Each record below must come back exactly as written; its pictures must not.

## INPUT MATERIAL
*** Block opens ***
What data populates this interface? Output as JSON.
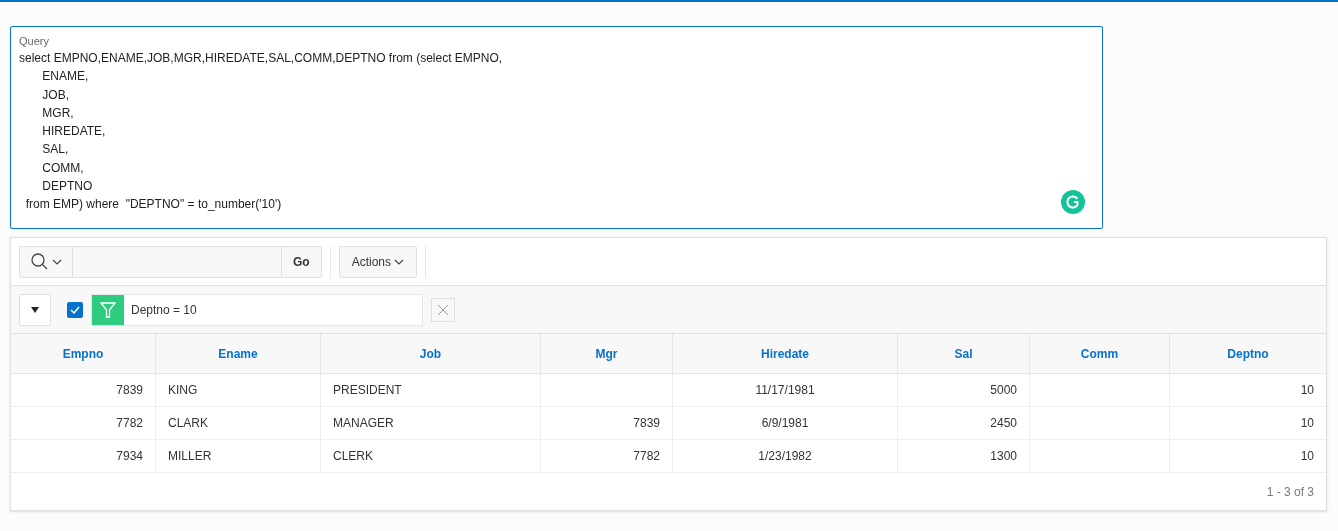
{
  "query": {
    "label": "Query",
    "value": "select EMPNO,ENAME,JOB,MGR,HIREDATE,SAL,COMM,DEPTNO from (select EMPNO,\n       ENAME,\n       JOB,\n       MGR,\n       HIREDATE,\n       SAL,\n       COMM,\n       DEPTNO\n  from EMP) where  \"DEPTNO\" = to_number('10')"
  },
  "toolbar": {
    "go": "Go",
    "actions": "Actions"
  },
  "filter": {
    "checked": true,
    "text": "Deptno = 10"
  },
  "table": {
    "columns": [
      "Empno",
      "Ename",
      "Job",
      "Mgr",
      "Hiredate",
      "Sal",
      "Comm",
      "Deptno"
    ],
    "rows": [
      [
        "7839",
        "KING",
        "PRESIDENT",
        "",
        "11/17/1981",
        "5000",
        "",
        "10"
      ],
      [
        "7782",
        "CLARK",
        "MANAGER",
        "7839",
        "6/9/1981",
        "2450",
        "",
        "10"
      ],
      [
        "7934",
        "MILLER",
        "CLERK",
        "7782",
        "1/23/1982",
        "1300",
        "",
        "10"
      ]
    ]
  },
  "pagination": "1 - 3 of 3"
}
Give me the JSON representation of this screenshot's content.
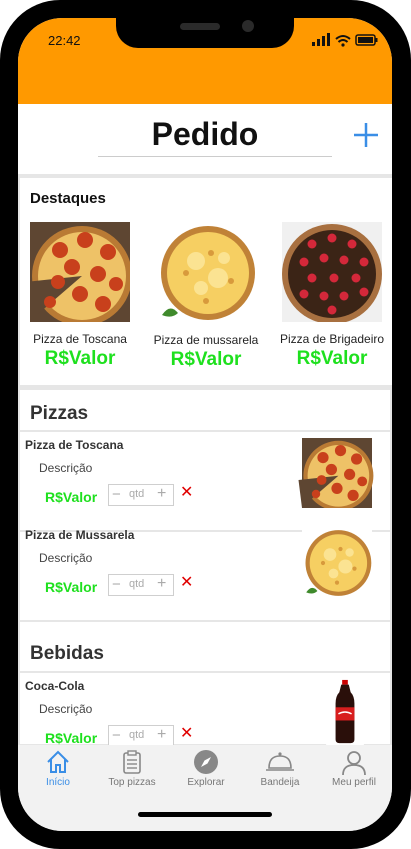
{
  "status": {
    "time": "22:42"
  },
  "header": {
    "title": "Pedido"
  },
  "highlights": {
    "title": "Destaques",
    "items": [
      {
        "name": "Pizza de Toscana",
        "price": "R$Valor",
        "image": "pepperoni-pizza"
      },
      {
        "name": "Pizza de mussarela",
        "price": "R$Valor",
        "image": "cheese-pizza"
      },
      {
        "name": "Pizza de Brigadeiro",
        "price": "R$Valor",
        "image": "chocolate-pizza"
      }
    ]
  },
  "pizzas": {
    "title": "Pizzas",
    "items": [
      {
        "name": "Pizza de Toscana",
        "description": "Descrição",
        "price": "R$Valor",
        "qty_placeholder": "qtd",
        "image": "pepperoni-pizza"
      },
      {
        "name": "Pizza de Mussarela",
        "description": "Descrição",
        "price": "R$Valor",
        "qty_placeholder": "qtd",
        "image": "cheese-pizza"
      }
    ]
  },
  "drinks": {
    "title": "Bebidas",
    "items": [
      {
        "name": "Coca-Cola",
        "description": "Descrição",
        "price": "R$Valor",
        "qty_placeholder": "qtd",
        "image": "cola-bottle"
      }
    ]
  },
  "tabbar": {
    "active": "Início",
    "items": [
      {
        "label": "Início",
        "icon": "home-icon"
      },
      {
        "label": "Top pizzas",
        "icon": "clipboard-icon"
      },
      {
        "label": "Explorar",
        "icon": "compass-icon"
      },
      {
        "label": "Bandeija",
        "icon": "cloche-icon"
      },
      {
        "label": "Meu perfil",
        "icon": "user-icon"
      }
    ]
  },
  "colors": {
    "status_bar": "#ff9900",
    "price": "#1ee01e",
    "accent": "#3a8ee6",
    "delete": "#e00000"
  }
}
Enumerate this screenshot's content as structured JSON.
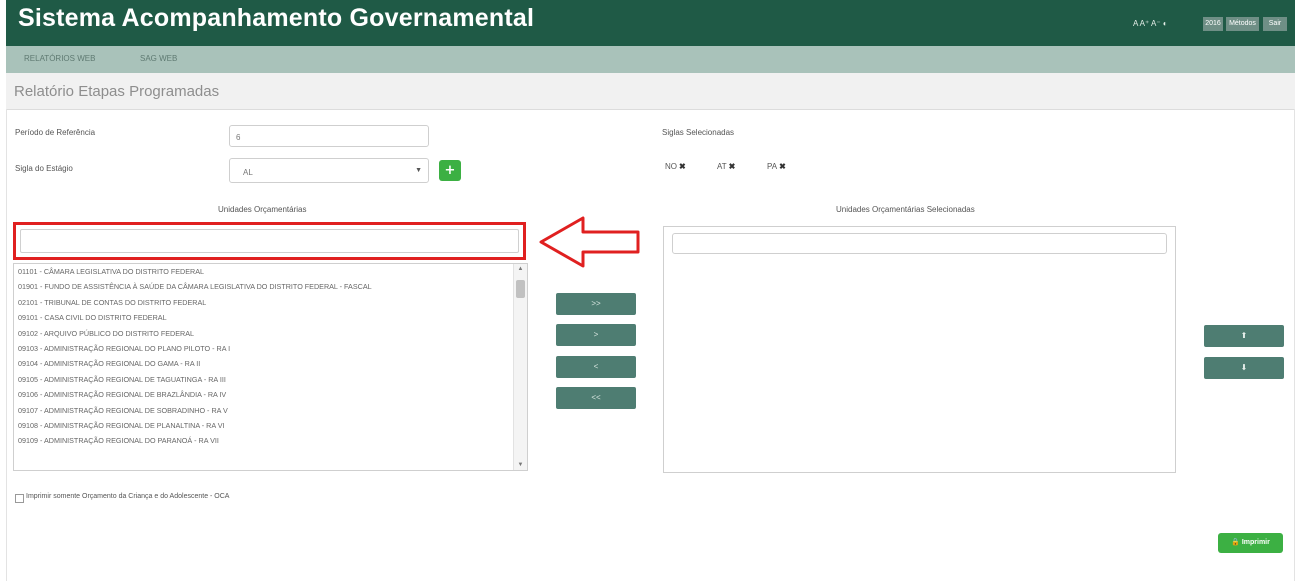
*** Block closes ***
## ANSWER BOX
What data populates this interface? Output as JSON.
{
  "query": {
    "label": "Query",
    "value": "select EMPNO,ENAME,JOB,MGR,HIREDATE,SAL,COMM,DEPTNO from (select EMPNO,\n       ENAME,\n       JOB,\n       MGR,\n       HIREDATE,\n       SAL,\n       COMM,\n       DEPTNO\n  from EMP) where  \"DEPTNO\" = to_number('10')"
  },
  "toolbar": {
    "go": "Go",
    "actions": "Actions"
  },
  "filter": {
    "checked": true,
    "text": "Deptno = 10"
  },
  "table": {
    "columns": [
      "Empno",
      "Ename",
      "Job",
      "Mgr",
      "Hiredate",
      "Sal",
      "Comm",
      "Deptno"
    ],
    "rows": [
      [
        "7839",
        "KING",
        "PRESIDENT",
        "",
        "11/17/1981",
        "5000",
        "",
        "10"
      ],
      [
        "7782",
        "CLARK",
        "MANAGER",
        "7839",
        "6/9/1981",
        "2450",
        "",
        "10"
      ],
      [
        "7934",
        "MILLER",
        "CLERK",
        "7782",
        "1/23/1982",
        "1300",
        "",
        "10"
      ]
    ]
  },
  "pagination": "1 - 3 of 3"
}
Give me the JSON representation of this screenshot's content.
{
  "status": {
    "time": "22:42"
  },
  "header": {
    "title": "Pedido"
  },
  "highlights": {
    "title": "Destaques",
    "items": [
      {
        "name": "Pizza de Toscana",
        "price": "R$Valor",
        "image": "pepperoni-pizza"
      },
      {
        "name": "Pizza de mussarela",
        "price": "R$Valor",
        "image": "cheese-pizza"
      },
      {
        "name": "Pizza de Brigadeiro",
        "price": "R$Valor",
        "image": "chocolate-pizza"
      }
    ]
  },
  "pizzas": {
    "title": "Pizzas",
    "items": [
      {
        "name": "Pizza de Toscana",
        "description": "Descrição",
        "price": "R$Valor",
        "qty_placeholder": "qtd",
        "image": "pepperoni-pizza"
      },
      {
        "name": "Pizza de Mussarela",
        "description": "Descrição",
        "price": "R$Valor",
        "qty_placeholder": "qtd",
        "image": "cheese-pizza"
      }
    ]
  },
  "drinks": {
    "title": "Bebidas",
    "items": [
      {
        "name": "Coca-Cola",
        "description": "Descrição",
        "price": "R$Valor",
        "qty_placeholder": "qtd",
        "image": "cola-bottle"
      }
    ]
  },
  "tabbar": {
    "active": "Início",
    "items": [
      {
        "label": "Início",
        "icon": "home-icon"
      },
      {
        "label": "Top pizzas",
        "icon": "clipboard-icon"
      },
      {
        "label": "Explorar",
        "icon": "compass-icon"
      },
      {
        "label": "Bandeija",
        "icon": "cloche-icon"
      },
      {
        "label": "Meu perfil",
        "icon": "user-icon"
      }
    ]
  },
  "colors": {
    "status_bar": "#ff9900",
    "price": "#1ee01e",
    "accent": "#3a8ee6",
    "delete": "#e00000"
  }
}
Enumerate this screenshot's content as structured JSON.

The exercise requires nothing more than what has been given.